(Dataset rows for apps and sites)
- - - - -

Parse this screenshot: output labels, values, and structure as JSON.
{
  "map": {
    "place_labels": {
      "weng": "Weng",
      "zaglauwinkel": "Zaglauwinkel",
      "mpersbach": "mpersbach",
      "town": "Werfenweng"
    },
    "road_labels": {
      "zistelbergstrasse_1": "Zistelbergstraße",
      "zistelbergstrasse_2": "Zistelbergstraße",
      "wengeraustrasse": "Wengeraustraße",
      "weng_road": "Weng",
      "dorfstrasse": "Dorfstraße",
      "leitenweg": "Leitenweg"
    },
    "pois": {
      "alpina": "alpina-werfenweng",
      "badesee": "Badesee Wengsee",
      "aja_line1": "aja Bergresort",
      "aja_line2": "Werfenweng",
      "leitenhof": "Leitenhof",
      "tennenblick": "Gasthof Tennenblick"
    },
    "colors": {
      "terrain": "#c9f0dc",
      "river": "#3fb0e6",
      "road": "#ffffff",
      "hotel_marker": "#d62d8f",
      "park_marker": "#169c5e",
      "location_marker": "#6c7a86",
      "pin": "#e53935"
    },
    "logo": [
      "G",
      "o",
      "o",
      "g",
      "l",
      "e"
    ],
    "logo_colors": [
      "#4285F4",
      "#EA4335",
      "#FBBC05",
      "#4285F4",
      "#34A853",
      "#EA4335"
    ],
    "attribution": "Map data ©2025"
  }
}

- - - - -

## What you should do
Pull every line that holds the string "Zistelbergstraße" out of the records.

## Response
      "zistelbergstrasse_1": "Zistelbergstraße",
      "zistelbergstrasse_2": "Zistelbergstraße",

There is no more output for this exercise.